**Exercise brief:** Below are some entries. Copy each line in them that holds "size".

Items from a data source
__________________________________________________
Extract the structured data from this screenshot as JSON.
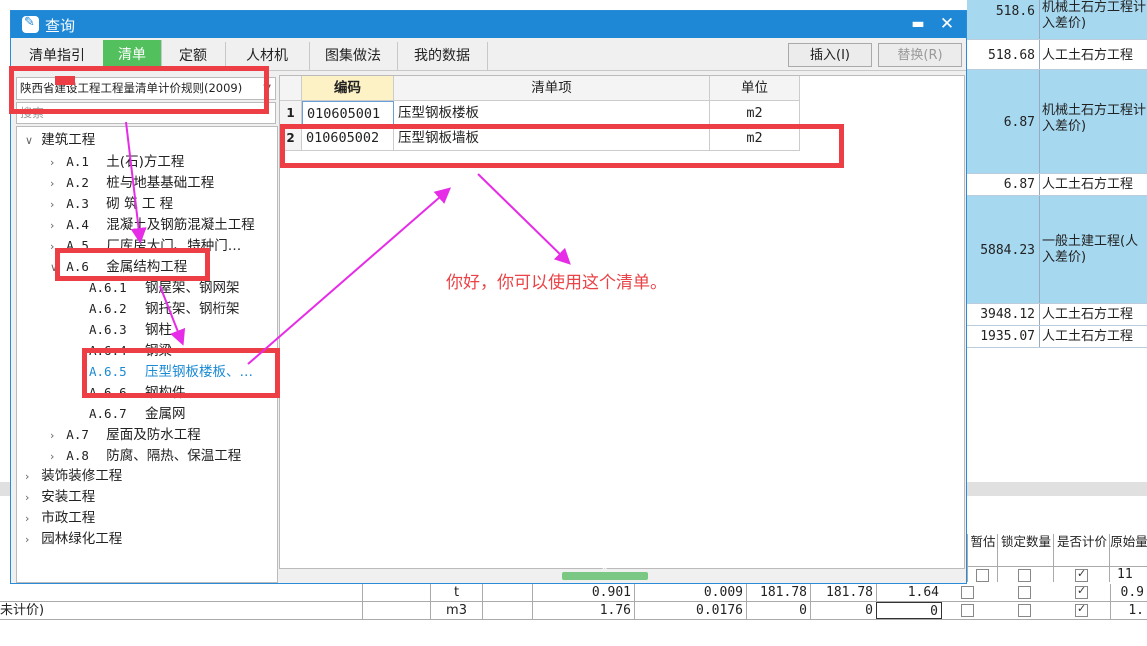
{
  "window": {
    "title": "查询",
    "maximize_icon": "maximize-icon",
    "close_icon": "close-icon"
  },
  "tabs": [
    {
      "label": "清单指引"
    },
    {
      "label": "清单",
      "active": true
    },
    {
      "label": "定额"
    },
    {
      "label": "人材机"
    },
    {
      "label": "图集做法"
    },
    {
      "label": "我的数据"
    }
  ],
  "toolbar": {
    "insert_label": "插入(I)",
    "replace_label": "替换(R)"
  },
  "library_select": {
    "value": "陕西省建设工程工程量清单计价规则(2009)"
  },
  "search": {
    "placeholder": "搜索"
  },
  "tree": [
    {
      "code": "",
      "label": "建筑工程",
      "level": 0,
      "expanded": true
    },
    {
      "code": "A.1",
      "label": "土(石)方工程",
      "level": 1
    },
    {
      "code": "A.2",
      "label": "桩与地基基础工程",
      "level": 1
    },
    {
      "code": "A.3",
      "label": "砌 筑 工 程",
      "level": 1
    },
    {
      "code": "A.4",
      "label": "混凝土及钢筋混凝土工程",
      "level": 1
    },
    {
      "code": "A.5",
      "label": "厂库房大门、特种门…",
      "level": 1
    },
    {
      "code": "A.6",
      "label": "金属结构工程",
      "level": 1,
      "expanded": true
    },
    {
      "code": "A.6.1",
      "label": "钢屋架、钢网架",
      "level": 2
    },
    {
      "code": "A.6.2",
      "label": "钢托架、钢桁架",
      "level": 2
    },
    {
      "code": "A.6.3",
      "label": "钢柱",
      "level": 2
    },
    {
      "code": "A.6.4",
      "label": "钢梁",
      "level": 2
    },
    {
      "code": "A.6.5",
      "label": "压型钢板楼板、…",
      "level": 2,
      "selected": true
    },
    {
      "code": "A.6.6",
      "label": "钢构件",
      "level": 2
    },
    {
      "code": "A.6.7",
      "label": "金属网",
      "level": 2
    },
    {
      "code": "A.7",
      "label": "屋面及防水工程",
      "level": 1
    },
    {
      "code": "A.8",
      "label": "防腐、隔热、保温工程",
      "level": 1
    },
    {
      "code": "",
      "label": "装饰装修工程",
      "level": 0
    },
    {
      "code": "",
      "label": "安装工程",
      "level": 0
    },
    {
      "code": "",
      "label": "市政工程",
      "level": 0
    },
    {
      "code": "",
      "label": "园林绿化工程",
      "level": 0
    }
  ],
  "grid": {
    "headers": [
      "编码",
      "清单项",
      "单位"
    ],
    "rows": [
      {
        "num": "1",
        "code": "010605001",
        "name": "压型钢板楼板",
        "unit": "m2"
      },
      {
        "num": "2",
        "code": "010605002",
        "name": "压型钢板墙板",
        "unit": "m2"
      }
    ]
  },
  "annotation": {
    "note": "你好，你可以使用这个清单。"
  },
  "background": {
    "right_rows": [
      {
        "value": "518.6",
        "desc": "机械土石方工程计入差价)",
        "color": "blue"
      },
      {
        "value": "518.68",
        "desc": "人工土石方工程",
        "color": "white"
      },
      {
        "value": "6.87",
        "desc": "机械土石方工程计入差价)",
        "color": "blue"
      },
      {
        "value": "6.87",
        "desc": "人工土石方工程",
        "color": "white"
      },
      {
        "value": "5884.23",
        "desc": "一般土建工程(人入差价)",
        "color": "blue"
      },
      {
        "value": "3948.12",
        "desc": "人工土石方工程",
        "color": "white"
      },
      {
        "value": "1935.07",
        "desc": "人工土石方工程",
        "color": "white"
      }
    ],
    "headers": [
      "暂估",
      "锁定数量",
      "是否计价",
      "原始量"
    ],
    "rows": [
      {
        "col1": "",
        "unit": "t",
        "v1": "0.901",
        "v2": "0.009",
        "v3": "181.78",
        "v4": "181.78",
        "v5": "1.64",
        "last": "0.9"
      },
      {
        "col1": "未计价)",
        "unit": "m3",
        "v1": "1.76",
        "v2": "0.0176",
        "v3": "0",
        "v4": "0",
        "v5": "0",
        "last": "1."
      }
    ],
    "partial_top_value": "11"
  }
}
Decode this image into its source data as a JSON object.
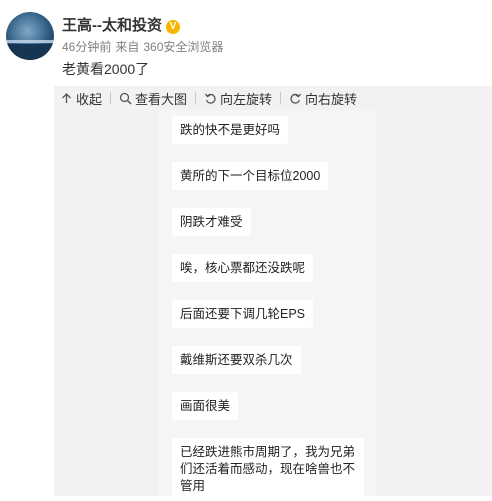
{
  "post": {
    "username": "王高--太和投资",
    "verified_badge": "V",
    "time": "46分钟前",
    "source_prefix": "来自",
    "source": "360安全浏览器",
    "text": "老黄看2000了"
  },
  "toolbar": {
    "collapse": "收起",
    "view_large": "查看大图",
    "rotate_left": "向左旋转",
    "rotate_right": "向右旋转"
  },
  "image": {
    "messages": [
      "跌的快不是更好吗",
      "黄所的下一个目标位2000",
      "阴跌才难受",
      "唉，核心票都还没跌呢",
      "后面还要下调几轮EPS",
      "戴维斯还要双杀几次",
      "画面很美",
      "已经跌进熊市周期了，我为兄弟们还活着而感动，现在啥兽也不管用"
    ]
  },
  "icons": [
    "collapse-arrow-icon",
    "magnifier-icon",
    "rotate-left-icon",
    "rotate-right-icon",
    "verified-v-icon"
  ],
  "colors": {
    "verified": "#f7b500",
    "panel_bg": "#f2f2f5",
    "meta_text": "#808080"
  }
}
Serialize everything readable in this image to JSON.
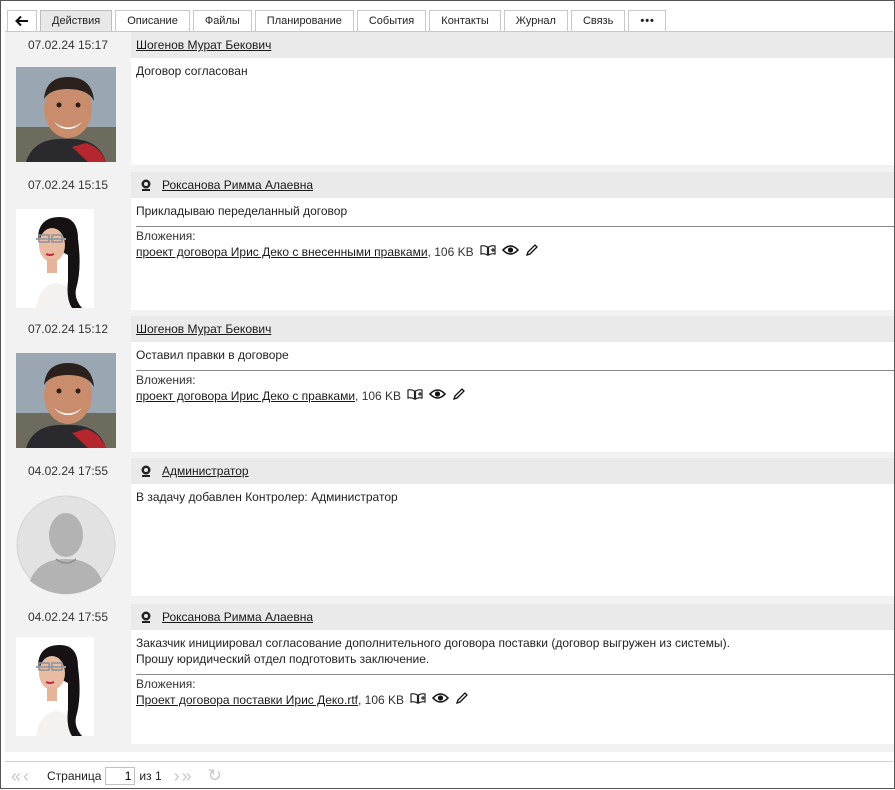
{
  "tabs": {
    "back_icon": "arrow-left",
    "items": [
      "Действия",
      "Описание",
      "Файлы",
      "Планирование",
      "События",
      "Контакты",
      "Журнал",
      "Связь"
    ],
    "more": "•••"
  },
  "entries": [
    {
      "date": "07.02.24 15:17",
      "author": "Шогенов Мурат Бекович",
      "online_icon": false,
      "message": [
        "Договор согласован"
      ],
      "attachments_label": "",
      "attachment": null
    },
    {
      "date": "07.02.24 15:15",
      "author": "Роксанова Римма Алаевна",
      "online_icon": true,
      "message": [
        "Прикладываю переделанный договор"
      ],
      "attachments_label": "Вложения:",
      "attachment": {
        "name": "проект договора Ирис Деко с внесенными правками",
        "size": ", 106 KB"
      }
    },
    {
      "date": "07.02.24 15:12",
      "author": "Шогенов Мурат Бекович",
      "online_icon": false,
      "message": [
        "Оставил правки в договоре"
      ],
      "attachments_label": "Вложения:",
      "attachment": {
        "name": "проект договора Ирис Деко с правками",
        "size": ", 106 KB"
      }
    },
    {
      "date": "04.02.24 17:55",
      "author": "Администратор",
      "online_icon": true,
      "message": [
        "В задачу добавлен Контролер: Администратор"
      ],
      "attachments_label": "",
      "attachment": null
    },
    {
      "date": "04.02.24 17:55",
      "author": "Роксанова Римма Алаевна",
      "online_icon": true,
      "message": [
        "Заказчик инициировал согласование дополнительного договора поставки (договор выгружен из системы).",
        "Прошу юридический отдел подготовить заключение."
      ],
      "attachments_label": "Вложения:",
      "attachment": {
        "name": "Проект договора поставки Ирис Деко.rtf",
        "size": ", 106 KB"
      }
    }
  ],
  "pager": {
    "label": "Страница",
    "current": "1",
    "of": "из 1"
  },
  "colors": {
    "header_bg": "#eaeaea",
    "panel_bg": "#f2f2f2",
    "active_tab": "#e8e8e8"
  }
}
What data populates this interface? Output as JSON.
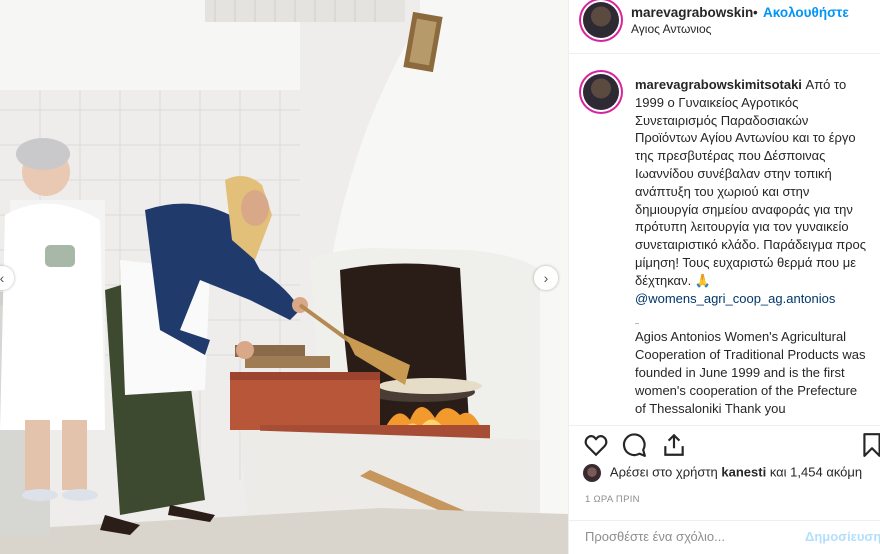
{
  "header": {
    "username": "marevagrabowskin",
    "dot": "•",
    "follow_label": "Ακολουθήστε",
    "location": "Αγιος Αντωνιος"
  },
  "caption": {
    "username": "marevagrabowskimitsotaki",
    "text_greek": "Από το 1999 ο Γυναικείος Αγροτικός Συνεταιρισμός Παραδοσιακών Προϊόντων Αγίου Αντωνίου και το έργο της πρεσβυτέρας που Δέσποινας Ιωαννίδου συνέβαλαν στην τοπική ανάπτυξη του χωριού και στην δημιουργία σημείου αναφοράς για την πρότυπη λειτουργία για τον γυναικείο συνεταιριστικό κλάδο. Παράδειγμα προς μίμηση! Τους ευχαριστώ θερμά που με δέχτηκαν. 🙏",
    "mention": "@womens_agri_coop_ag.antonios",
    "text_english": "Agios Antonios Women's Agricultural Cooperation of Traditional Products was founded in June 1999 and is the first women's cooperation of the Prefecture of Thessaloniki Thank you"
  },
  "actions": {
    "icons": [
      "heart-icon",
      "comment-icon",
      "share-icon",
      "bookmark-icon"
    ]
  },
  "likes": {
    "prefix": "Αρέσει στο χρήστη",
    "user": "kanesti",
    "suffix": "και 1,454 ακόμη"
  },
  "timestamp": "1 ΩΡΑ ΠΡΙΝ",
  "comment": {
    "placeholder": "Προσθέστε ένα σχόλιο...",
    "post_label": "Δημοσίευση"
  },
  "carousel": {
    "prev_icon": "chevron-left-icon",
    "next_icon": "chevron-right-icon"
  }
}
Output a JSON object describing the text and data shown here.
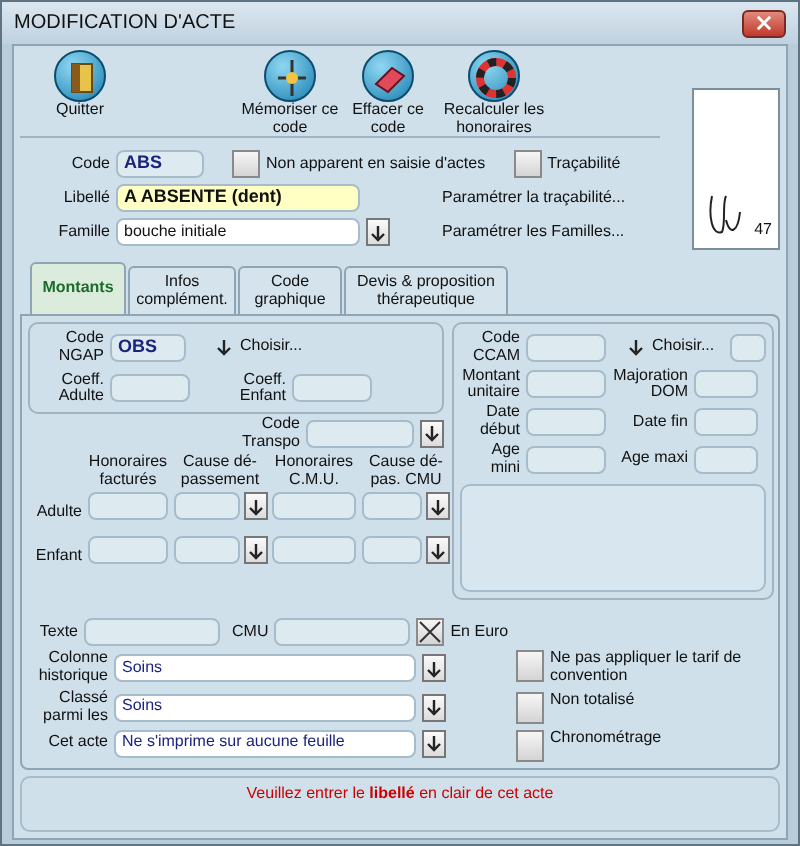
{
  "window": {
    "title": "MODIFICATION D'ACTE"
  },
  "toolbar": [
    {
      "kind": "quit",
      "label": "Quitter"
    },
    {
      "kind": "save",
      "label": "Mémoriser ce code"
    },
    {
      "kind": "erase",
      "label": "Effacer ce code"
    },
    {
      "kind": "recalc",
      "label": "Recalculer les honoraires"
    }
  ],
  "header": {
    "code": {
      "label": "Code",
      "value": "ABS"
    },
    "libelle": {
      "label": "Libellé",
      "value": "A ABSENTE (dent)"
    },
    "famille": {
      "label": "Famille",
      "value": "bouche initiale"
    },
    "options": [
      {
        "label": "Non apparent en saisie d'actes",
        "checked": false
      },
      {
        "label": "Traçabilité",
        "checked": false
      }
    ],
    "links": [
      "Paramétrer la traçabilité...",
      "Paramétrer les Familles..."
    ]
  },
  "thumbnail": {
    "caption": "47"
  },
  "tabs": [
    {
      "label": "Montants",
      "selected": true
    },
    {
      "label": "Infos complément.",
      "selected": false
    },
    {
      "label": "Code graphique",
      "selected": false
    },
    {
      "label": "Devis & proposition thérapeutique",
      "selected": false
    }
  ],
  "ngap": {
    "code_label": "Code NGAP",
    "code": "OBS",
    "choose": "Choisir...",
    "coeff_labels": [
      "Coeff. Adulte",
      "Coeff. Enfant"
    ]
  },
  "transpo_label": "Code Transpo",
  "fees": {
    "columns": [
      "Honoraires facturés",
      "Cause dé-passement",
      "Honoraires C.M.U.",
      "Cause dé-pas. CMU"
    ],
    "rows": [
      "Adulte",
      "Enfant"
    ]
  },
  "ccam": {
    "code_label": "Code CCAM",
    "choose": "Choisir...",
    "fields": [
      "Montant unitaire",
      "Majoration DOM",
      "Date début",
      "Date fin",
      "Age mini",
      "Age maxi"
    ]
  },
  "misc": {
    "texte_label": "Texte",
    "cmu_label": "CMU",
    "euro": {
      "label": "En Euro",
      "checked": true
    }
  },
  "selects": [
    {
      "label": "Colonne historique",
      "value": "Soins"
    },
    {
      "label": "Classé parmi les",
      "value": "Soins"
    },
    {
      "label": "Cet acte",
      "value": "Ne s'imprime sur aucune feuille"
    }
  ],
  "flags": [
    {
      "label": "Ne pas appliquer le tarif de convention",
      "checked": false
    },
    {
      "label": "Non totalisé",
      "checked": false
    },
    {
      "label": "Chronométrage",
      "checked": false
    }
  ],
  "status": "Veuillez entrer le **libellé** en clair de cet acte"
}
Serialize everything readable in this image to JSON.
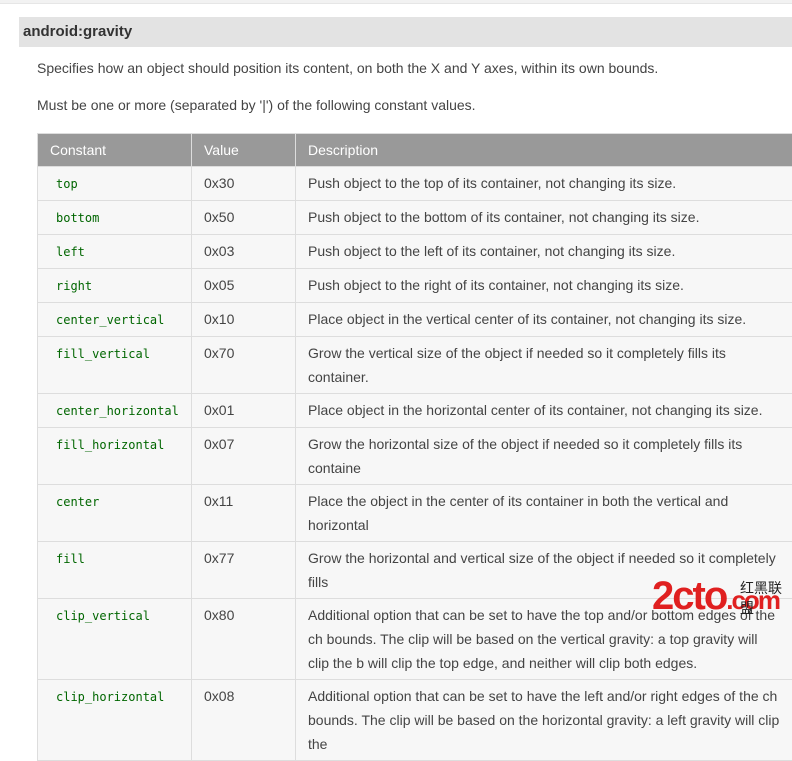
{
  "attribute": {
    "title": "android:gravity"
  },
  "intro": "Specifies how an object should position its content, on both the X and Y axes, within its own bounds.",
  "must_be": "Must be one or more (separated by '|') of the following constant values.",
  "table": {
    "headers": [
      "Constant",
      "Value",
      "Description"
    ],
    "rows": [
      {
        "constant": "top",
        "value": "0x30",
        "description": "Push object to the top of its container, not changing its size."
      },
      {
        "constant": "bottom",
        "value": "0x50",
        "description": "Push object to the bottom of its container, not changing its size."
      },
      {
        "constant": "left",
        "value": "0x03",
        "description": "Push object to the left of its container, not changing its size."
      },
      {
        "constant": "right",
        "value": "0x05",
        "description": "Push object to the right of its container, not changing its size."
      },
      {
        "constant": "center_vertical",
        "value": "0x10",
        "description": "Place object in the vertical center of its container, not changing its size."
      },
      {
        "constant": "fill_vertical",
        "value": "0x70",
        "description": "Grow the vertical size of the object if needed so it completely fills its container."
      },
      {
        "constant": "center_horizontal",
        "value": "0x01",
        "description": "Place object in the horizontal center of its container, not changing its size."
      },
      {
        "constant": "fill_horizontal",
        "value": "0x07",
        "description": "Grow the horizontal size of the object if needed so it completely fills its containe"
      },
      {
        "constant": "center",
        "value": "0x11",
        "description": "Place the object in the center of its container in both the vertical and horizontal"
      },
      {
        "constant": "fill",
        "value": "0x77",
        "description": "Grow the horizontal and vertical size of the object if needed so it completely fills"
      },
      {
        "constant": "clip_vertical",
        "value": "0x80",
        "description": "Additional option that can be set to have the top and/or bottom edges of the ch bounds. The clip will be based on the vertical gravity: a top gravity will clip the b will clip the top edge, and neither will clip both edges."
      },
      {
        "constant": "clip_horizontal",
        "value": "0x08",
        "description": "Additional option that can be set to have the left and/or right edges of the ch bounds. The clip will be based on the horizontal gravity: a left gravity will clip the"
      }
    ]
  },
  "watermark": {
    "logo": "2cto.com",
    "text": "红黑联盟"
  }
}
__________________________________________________
**Task result:**
        "size": ", 106 KB"
        "size": ", 106 KB"
        "size": ", 106 KB"
        "description": "Push object to the top of its container, not changing its size."
        "description": "Push object to the bottom of its container, not changing its size."
        "description": "Push object to the left of its container, not changing its size."
        "description": "Push object to the right of its container, not changing its size."
        "description": "Place object in the vertical center of its container, not changing its size."
        "description": "Grow the vertical size of the object if needed so it completely fills its container."
        "description": "Place object in the horizontal center of its container, not changing its size."
        "description": "Grow the horizontal size of the object if needed so it completely fills its containe"
        "description": "Grow the horizontal and vertical size of the object if needed so it completely fills"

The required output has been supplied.